Research News

Genetic Lineage Tracing Clarifies Cellular Origins of Resident Macrophages in Developing Heart

Source: Time: 2022-04-29

In a study published in Journal of Cell Biology, Dr. ZHOU Bin's team from the Center for Excellence in Molecular Cell Science, Shanghai Institute of Biochemistry and Cell Biology of the Chinese Academy of Sciences /School of Life Science, Hangzhou Institute for Advanced Study, University of Chinese Academy of Sciences, reported the cellular origins of cardiac macrophages in the developing heart, by using a series of lineage tracing systems.

Cardiac macrophages are essential for cardiac remodeling during homeostasis and inflammation. The origins of cardiac macrophages in the developing heart remain controversial. The mainstream view holds that tissue-resident macrophages are mainly derived from the hemogenic endothelium (HE) of yolk sac (YS) and aorta-gonad-mesonephros (AGM) through endothelial to hematopoietic transition (EHT) during primitive, “transient” definitive, and definitive hematopoiesis, respectively.

Recent studies have suggested that the endocardium, labeled by Nkx2.5-Cre and Nfatc1-Cre genetic tools, as a new hemogenic endothelium (HE) contributes to transient definitive hematopoiesis in the developing heart. However, the specificity of these tools needs to be further clarified. The Nkx2.5-Cre was subsequently found to be non-specific to endocardium, as it also targets the HE of YS and AGM.

In this study, the researchers generated three Nfatc1 genetic tools, Nfatc1-ires-CreNfatc1-2A-DreNfatc1-2A-CreER, and further demonstrated that the Nfatc1 was also not a specific marker for endocardium. The Nfatc1 is broadly expressed in the HE of YS and AGM, and circulating blood cells such as macrophages and monocytes, which could interfere with the endocardial tracing results. By using two new Cre drivers that target endocardium, Mef2c-AHF-Cre and Npr3-CreER, the researchers revealed that the endocardial cells minimally contributed to cardiac macrophages and circulating blood cells.

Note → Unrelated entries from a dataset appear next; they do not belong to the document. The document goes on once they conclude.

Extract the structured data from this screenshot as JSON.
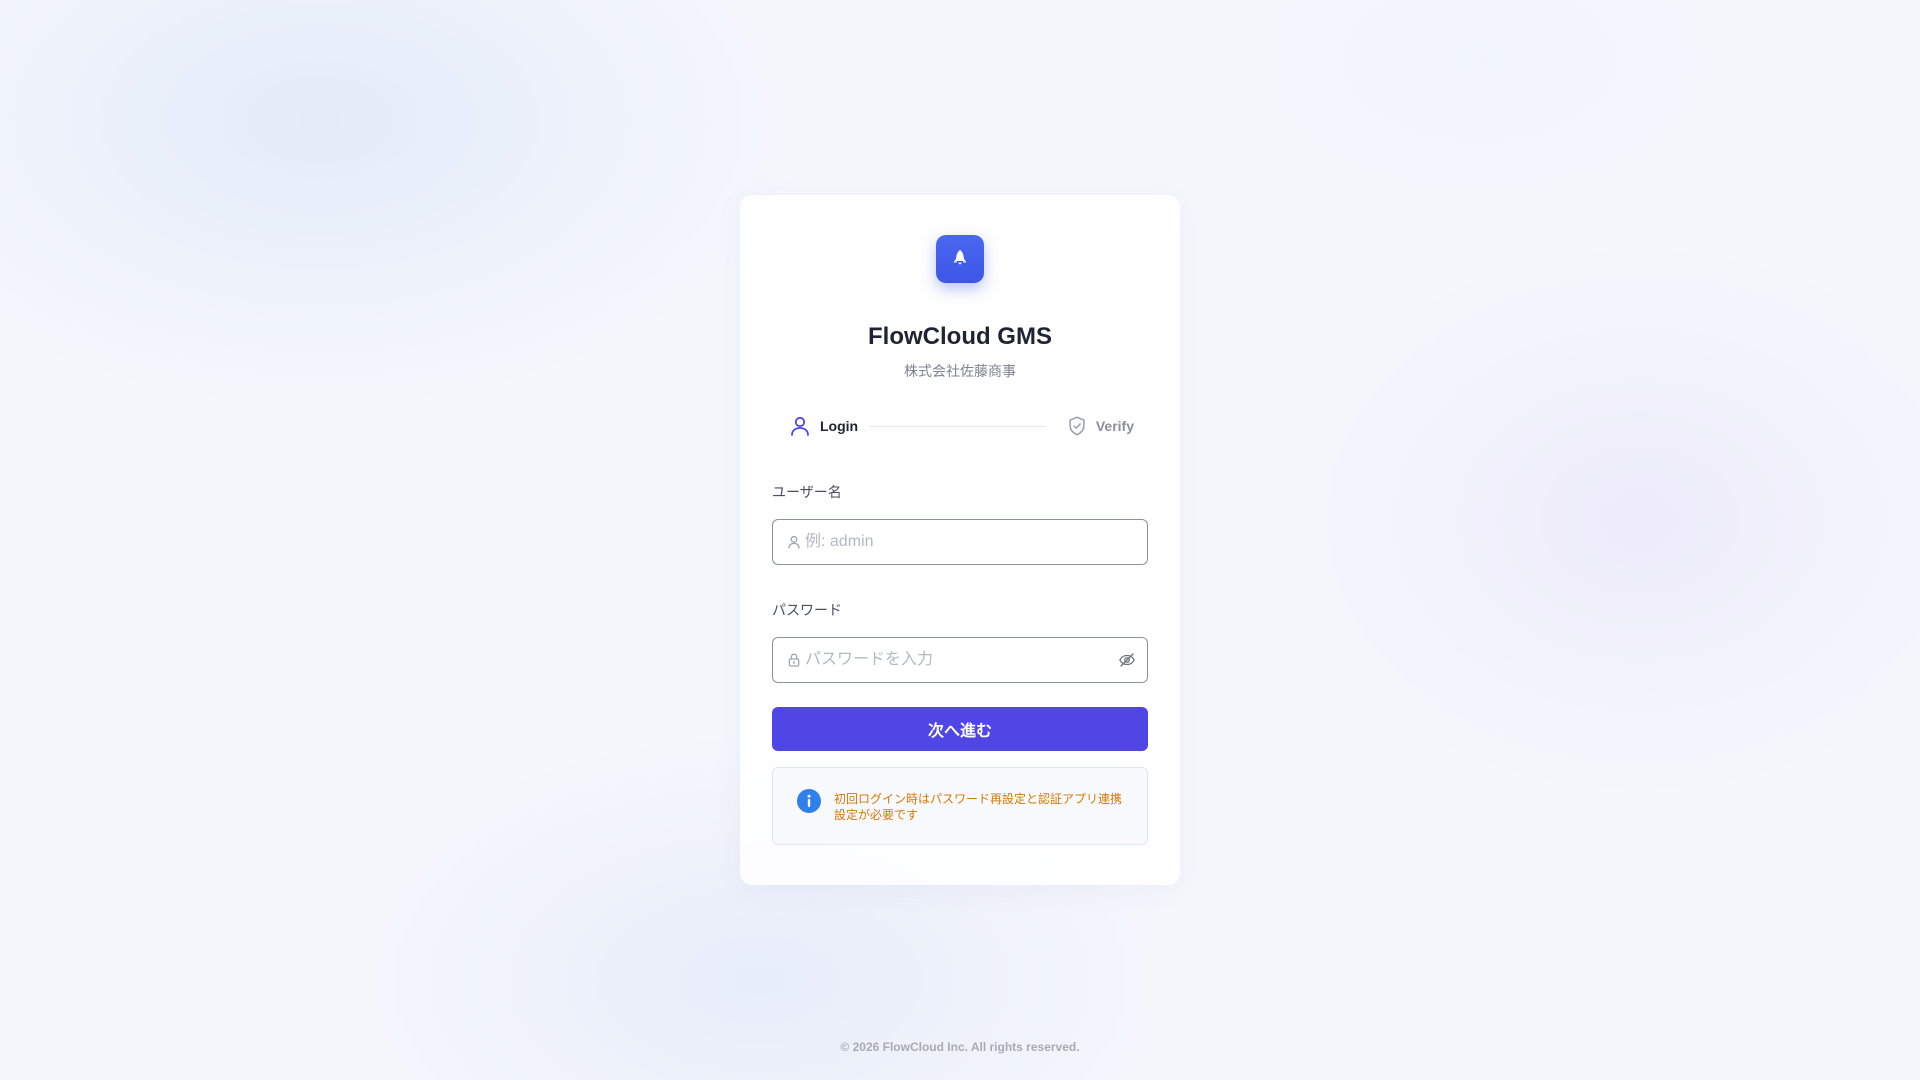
{
  "app": {
    "title": "FlowCloud GMS",
    "company": "株式会社佐藤商事"
  },
  "steps": [
    {
      "label": "Login",
      "icon": "user-icon",
      "active": true
    },
    {
      "label": "Verify",
      "icon": "shield-check-icon",
      "active": false
    }
  ],
  "form": {
    "username": {
      "label": "ユーザー名",
      "value": "",
      "placeholder": "例: admin",
      "icon": "user-icon"
    },
    "password": {
      "label": "パスワード",
      "value": "",
      "placeholder": "パスワードを入力",
      "icon": "lock-icon",
      "toggle_icon": "eye-off-icon"
    },
    "submit_label": "次へ進む"
  },
  "notice": {
    "icon": "info-icon",
    "text": "初回ログイン時はパスワード再設定と認証アプリ連携設定が必要です"
  },
  "footer": {
    "copyright": "© 2026 FlowCloud Inc. All rights reserved."
  },
  "colors": {
    "primary": "#4f46e5",
    "logo": "#3d56e6",
    "notice_text": "#d97706",
    "info": "#2f80ed"
  }
}
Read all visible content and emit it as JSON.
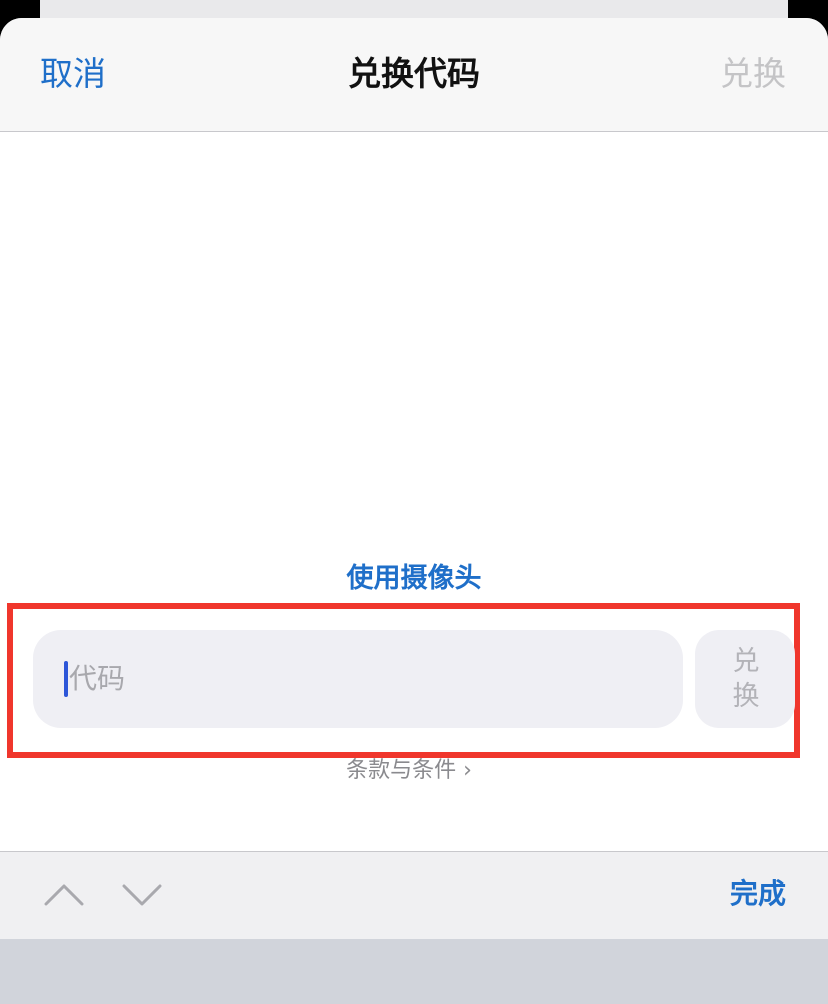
{
  "nav": {
    "cancel_label": "取消",
    "title": "兑换代码",
    "redeem_label": "兑换"
  },
  "camera_link_label": "使用摄像头",
  "code_field": {
    "placeholder": "代码",
    "value": ""
  },
  "redeem_button_label": "兑换",
  "terms_label": "条款与条件 ›",
  "accessory": {
    "prev_icon": "chevron-up-icon",
    "next_icon": "chevron-down-icon",
    "done_label": "完成"
  },
  "colors": {
    "accent": "#1f6fc9",
    "highlight": "#f0362c",
    "disabled_text": "#c4c4c6"
  }
}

Specifically, the researchers generated a new Cdh5-2A-CreER knock-in line, which could efficiently and specifically label endothelial cells after tamoxifen treatment. Through temporally targeting endothelium by 4-hydroxytamoxifen administration at E7.5 or E10.5, they selectively captured the hematopoietic output of the HE of YS and AGM, respectively. Fate mapping data showed that cardiac macrophages were mostly derived from primitive and “transient” definitive hematopoiesis in the YS with some being generated from definitive hematopoiesis in the AGM region.

This study clarifies the developmental origins of cardiac macrophages, which provide new insights into cardiac development, pathogenesis and regeneration.